Collected data entries:
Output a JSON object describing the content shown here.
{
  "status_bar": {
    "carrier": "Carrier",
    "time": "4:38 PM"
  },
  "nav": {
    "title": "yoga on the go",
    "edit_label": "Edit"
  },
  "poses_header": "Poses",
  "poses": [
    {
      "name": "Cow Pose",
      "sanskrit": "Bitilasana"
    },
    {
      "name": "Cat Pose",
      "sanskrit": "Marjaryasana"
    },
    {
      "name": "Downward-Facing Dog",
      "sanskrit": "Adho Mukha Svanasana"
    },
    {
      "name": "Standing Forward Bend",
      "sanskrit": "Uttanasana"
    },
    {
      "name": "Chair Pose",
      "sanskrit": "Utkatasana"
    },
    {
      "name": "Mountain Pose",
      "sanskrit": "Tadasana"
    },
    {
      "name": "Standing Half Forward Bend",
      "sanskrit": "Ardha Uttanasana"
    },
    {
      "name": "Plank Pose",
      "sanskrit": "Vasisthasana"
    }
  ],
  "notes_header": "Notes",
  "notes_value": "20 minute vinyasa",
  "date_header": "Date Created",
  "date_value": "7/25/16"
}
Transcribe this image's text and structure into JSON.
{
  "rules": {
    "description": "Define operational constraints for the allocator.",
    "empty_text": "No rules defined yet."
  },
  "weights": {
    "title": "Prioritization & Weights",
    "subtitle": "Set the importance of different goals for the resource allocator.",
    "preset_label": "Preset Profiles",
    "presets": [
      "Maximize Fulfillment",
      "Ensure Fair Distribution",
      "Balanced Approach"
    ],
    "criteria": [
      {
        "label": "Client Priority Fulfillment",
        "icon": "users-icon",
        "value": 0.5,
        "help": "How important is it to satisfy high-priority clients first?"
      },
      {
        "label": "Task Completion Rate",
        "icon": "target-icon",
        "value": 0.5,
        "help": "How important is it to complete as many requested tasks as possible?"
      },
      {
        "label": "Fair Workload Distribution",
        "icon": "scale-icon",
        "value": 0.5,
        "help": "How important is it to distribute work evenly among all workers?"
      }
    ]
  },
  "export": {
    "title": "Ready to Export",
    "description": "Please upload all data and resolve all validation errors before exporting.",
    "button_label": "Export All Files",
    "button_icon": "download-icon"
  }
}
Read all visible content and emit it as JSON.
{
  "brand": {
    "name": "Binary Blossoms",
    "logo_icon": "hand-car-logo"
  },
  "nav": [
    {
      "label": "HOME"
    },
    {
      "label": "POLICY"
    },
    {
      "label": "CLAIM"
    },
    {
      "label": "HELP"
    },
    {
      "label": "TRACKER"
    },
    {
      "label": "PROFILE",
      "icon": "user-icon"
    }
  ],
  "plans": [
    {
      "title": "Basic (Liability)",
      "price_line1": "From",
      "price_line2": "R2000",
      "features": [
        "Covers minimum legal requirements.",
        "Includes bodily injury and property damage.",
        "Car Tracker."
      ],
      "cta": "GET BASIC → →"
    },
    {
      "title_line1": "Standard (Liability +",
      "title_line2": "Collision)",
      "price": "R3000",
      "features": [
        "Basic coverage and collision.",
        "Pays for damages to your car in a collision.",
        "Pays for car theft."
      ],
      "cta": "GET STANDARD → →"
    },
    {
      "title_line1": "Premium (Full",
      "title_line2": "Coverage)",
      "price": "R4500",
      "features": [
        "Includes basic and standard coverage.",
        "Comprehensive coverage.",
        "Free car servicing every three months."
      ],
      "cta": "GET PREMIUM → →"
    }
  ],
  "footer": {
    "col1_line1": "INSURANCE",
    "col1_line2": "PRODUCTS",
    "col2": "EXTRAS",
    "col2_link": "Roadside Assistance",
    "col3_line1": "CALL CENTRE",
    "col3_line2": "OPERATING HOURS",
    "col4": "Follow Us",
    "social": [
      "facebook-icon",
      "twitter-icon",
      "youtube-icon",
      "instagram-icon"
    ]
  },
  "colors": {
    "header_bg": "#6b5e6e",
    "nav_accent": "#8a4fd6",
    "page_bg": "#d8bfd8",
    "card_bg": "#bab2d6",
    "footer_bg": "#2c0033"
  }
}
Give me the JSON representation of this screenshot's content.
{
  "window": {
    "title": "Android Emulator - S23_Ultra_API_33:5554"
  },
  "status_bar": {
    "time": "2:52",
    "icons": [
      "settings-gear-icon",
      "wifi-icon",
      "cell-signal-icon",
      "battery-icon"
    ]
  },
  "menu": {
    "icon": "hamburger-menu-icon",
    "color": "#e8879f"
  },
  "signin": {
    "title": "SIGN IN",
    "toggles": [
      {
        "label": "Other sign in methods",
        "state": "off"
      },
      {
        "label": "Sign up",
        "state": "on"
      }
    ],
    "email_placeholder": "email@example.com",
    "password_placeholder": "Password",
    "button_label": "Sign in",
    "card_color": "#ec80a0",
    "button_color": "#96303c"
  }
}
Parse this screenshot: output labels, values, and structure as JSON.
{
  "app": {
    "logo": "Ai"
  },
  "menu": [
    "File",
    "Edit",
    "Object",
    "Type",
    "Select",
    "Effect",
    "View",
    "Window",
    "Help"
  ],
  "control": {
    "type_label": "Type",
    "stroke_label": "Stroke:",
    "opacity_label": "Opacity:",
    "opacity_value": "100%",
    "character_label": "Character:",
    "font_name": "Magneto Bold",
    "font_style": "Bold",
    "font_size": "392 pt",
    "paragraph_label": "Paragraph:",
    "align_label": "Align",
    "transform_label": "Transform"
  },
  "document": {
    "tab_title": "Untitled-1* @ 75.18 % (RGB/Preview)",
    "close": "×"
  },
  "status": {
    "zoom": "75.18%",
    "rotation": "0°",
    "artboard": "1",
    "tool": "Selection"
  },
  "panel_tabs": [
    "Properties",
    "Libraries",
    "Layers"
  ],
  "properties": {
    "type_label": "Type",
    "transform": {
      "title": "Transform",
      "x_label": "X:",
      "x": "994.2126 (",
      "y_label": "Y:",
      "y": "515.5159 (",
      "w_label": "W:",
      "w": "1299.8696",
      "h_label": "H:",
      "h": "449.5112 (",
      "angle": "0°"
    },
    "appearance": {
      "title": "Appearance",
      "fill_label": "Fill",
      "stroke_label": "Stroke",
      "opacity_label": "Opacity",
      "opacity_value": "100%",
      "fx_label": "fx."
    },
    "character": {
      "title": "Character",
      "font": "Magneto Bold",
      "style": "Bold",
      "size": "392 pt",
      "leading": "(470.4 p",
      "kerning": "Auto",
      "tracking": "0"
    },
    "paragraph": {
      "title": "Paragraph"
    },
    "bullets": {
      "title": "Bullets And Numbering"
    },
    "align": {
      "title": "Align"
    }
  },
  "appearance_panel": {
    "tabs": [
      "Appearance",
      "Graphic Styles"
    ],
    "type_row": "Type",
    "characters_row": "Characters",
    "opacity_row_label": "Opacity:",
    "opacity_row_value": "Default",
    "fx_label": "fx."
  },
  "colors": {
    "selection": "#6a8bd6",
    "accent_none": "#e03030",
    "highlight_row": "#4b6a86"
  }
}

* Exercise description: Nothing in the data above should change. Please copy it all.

* Output for this task:
Output a JSON object describing the content shown here.
{
  "status_bar": {
    "carrier": "Carrier",
    "time": "4:38 PM"
  },
  "nav": {
    "title": "yoga on the go",
    "edit_label": "Edit"
  },
  "poses_header": "Poses",
  "poses": [
    {
      "name": "Cow Pose",
      "sanskrit": "Bitilasana"
    },
    {
      "name": "Cat Pose",
      "sanskrit": "Marjaryasana"
    },
    {
      "name": "Downward-Facing Dog",
      "sanskrit": "Adho Mukha Svanasana"
    },
    {
      "name": "Standing Forward Bend",
      "sanskrit": "Uttanasana"
    },
    {
      "name": "Chair Pose",
      "sanskrit": "Utkatasana"
    },
    {
      "name": "Mountain Pose",
      "sanskrit": "Tadasana"
    },
    {
      "name": "Standing Half Forward Bend",
      "sanskrit": "Ardha Uttanasana"
    },
    {
      "name": "Plank Pose",
      "sanskrit": "Vasisthasana"
    }
  ],
  "notes_header": "Notes",
  "notes_value": "20 minute vinyasa",
  "date_header": "Date Created",
  "date_value": "7/25/16"
}
Transcribe this image's text and structure into JSON.
{
  "rules": {
    "description": "Define operational constraints for the allocator.",
    "empty_text": "No rules defined yet."
  },
  "weights": {
    "title": "Prioritization & Weights",
    "subtitle": "Set the importance of different goals for the resource allocator.",
    "preset_label": "Preset Profiles",
    "presets": [
      "Maximize Fulfillment",
      "Ensure Fair Distribution",
      "Balanced Approach"
    ],
    "criteria": [
      {
        "label": "Client Priority Fulfillment",
        "icon": "users-icon",
        "value": 0.5,
        "help": "How important is it to satisfy high-priority clients first?"
      },
      {
        "label": "Task Completion Rate",
        "icon": "target-icon",
        "value": 0.5,
        "help": "How important is it to complete as many requested tasks as possible?"
      },
      {
        "label": "Fair Workload Distribution",
        "icon": "scale-icon",
        "value": 0.5,
        "help": "How important is it to distribute work evenly among all workers?"
      }
    ]
  },
  "export": {
    "title": "Ready to Export",
    "description": "Please upload all data and resolve all validation errors before exporting.",
    "button_label": "Export All Files",
    "button_icon": "download-icon"
  }
}
Read all visible content and emit it as JSON.
{
  "brand": {
    "name": "Binary Blossoms",
    "logo_icon": "hand-car-logo"
  },
  "nav": [
    {
      "label": "HOME"
    },
    {
      "label": "POLICY"
    },
    {
      "label": "CLAIM"
    },
    {
      "label": "HELP"
    },
    {
      "label": "TRACKER"
    },
    {
      "label": "PROFILE",
      "icon": "user-icon"
    }
  ],
  "plans": [
    {
      "title": "Basic (Liability)",
      "price_line1": "From",
      "price_line2": "R2000",
      "features": [
        "Covers minimum legal requirements.",
        "Includes bodily injury and property damage.",
        "Car Tracker."
      ],
      "cta": "GET BASIC → →"
    },
    {
      "title_line1": "Standard (Liability +",
      "title_line2": "Collision)",
      "price": "R3000",
      "features": [
        "Basic coverage and collision.",
        "Pays for damages to your car in a collision.",
        "Pays for car theft."
      ],
      "cta": "GET STANDARD → →"
    },
    {
      "title_line1": "Premium (Full",
      "title_line2": "Coverage)",
      "price": "R4500",
      "features": [
        "Includes basic and standard coverage.",
        "Comprehensive coverage.",
        "Free car servicing every three months."
      ],
      "cta": "GET PREMIUM → →"
    }
  ],
  "footer": {
    "col1_line1": "INSURANCE",
    "col1_line2": "PRODUCTS",
    "col2": "EXTRAS",
    "col2_link": "Roadside Assistance",
    "col3_line1": "CALL CENTRE",
    "col3_line2": "OPERATING HOURS",
    "col4": "Follow Us",
    "social": [
      "facebook-icon",
      "twitter-icon",
      "youtube-icon",
      "instagram-icon"
    ]
  },
  "colors": {
    "header_bg": "#6b5e6e",
    "nav_accent": "#8a4fd6",
    "page_bg": "#d8bfd8",
    "card_bg": "#bab2d6",
    "footer_bg": "#2c0033"
  }
}
Give me the JSON representation of this screenshot's content.
{
  "window": {
    "title": "Android Emulator - S23_Ultra_API_33:5554"
  },
  "status_bar": {
    "time": "2:52",
    "icons": [
      "settings-gear-icon",
      "wifi-icon",
      "cell-signal-icon",
      "battery-icon"
    ]
  },
  "menu": {
    "icon": "hamburger-menu-icon",
    "color": "#e8879f"
  },
  "signin": {
    "title": "SIGN IN",
    "toggles": [
      {
        "label": "Other sign in methods",
        "state": "off"
      },
      {
        "label": "Sign up",
        "state": "on"
      }
    ],
    "email_placeholder": "email@example.com",
    "password_placeholder": "Password",
    "button_label": "Sign in",
    "card_color": "#ec80a0",
    "button_color": "#96303c"
  }
}
Parse this screenshot: output labels, values, and structure as JSON.
{
  "app": {
    "logo": "Ai"
  },
  "menu": [
    "File",
    "Edit",
    "Object",
    "Type",
    "Select",
    "Effect",
    "View",
    "Window",
    "Help"
  ],
  "control": {
    "type_label": "Type",
    "stroke_label": "Stroke:",
    "opacity_label": "Opacity:",
    "opacity_value": "100%",
    "character_label": "Character:",
    "font_name": "Magneto Bold",
    "font_style": "Bold",
    "font_size": "392 pt",
    "paragraph_label": "Paragraph:",
    "align_label": "Align",
    "transform_label": "Transform"
  },
  "document": {
    "tab_title": "Untitled-1* @ 75.18 % (RGB/Preview)",
    "close": "×"
  },
  "status": {
    "zoom": "75.18%",
    "rotation": "0°",
    "artboard": "1",
    "tool": "Selection"
  },
  "panel_tabs": [
    "Properties",
    "Libraries",
    "Layers"
  ],
  "properties": {
    "type_label": "Type",
    "transform": {
      "title": "Transform",
      "x_label": "X:",
      "x": "994.2126 (",
      "y_label": "Y:",
      "y": "515.5159 (",
      "w_label": "W:",
      "w": "1299.8696",
      "h_label": "H:",
      "h": "449.5112 (",
      "angle": "0°"
    },
    "appearance": {
      "title": "Appearance",
      "fill_label": "Fill",
      "stroke_label": "Stroke",
      "opacity_label": "Opacity",
      "opacity_value": "100%",
      "fx_label": "fx."
    },
    "character": {
      "title": "Character",
      "font": "Magneto Bold",
      "style": "Bold",
      "size": "392 pt",
      "leading": "(470.4 p",
      "kerning": "Auto",
      "tracking": "0"
    },
    "paragraph": {
      "title": "Paragraph"
    },
    "bullets": {
      "title": "Bullets And Numbering"
    },
    "align": {
      "title": "Align"
    }
  },
  "appearance_panel": {
    "tabs": [
      "Appearance",
      "Graphic Styles"
    ],
    "type_row": "Type",
    "characters_row": "Characters",
    "opacity_row_label": "Opacity:",
    "opacity_row_value": "Default",
    "fx_label": "fx."
  },
  "colors": {
    "selection": "#6a8bd6",
    "accent_none": "#e03030",
    "highlight_row": "#4b6a86"
  }
}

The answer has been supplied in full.